Mix-up with paternity test result
ROBERT Green, 31, of Mount Burrell, near Nimbin, was the last to learn that Shiyanne Simpson was not his daughter.
Mr Green's girlfriend, Laurinda Simpson, 27, gave birth to the baby girl in May.
However, to placate the mother of her former partner, Ms Simpson agreed to undergo a paternity test through the Department of Community Services.
What she had not counted on was DoCS informing the ex-partner's mother of the results before either herself or her new partner.
Lawyers have told the Tweed Daily News' sister paper The Northern Star the department's actions appeared to be in breach of the Privacy Act.
Under the act, only the person whose blood or tissue has been taken had the right to know the result of medical tests. Only Mr Green and Ms Simpson undertook the tests.
DoCS concedes the grandmother had no legal right to be informed of the results, blaming the clinic that conducted the tests for the breach.
A department spokesman said the error occurred when the laboratory sent the results directly to Ms Simpson rather than to DoCS.
When the department realised this they telephoned the grandmother to tell her that her son, who now lives in Queensland, was the baby's father. This is despite the former partner not being tested and not making any attempt to see the baby or inquire about her welfare.
The apparent privacy breach meant the baby's grandmother told people about the result, with word quickly spreading throughout the close-knit Nimbin community.

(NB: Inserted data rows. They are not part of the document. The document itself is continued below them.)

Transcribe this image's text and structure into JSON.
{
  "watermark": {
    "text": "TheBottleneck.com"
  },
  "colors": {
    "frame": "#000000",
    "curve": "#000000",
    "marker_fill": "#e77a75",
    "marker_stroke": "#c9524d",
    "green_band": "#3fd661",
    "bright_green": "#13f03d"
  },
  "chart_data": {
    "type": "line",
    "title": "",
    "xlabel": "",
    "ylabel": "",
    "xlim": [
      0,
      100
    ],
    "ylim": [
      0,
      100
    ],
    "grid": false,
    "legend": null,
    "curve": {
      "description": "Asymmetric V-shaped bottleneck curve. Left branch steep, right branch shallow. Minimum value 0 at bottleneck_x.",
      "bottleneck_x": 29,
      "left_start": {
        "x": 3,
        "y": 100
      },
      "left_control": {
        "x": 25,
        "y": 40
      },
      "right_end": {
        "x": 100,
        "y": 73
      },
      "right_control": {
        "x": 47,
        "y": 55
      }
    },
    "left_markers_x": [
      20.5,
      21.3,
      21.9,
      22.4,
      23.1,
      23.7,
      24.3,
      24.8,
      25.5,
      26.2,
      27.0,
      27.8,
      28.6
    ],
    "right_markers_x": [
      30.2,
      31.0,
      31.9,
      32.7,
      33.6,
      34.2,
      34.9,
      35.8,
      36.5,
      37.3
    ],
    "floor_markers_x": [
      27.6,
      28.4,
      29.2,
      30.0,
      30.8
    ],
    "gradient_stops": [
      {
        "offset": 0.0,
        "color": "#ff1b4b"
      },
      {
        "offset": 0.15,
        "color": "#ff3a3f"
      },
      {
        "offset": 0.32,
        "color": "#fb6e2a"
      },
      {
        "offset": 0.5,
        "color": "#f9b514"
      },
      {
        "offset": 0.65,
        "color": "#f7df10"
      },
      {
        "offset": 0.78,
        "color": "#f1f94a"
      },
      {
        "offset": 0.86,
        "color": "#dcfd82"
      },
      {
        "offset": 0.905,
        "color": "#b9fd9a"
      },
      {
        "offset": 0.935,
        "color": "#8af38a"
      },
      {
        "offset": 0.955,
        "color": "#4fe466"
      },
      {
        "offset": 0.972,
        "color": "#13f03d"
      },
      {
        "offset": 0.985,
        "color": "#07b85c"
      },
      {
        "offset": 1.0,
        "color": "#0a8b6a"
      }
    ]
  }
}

As a consequence, many of their friends found out Mr Green was not the father before he did. “It was very embarrassing,” he said.
Ms Simpson claims she did not know she was already pregnant when she began the relationship with Mr Green.
“I honestly believed Robert was the father,” she said.
Ms Simpson, who has already had one child removed by DoCS, and Mr Green, who has previously been jailed for malicious damage, feel they are have reformed and should be treated the same as everyone else.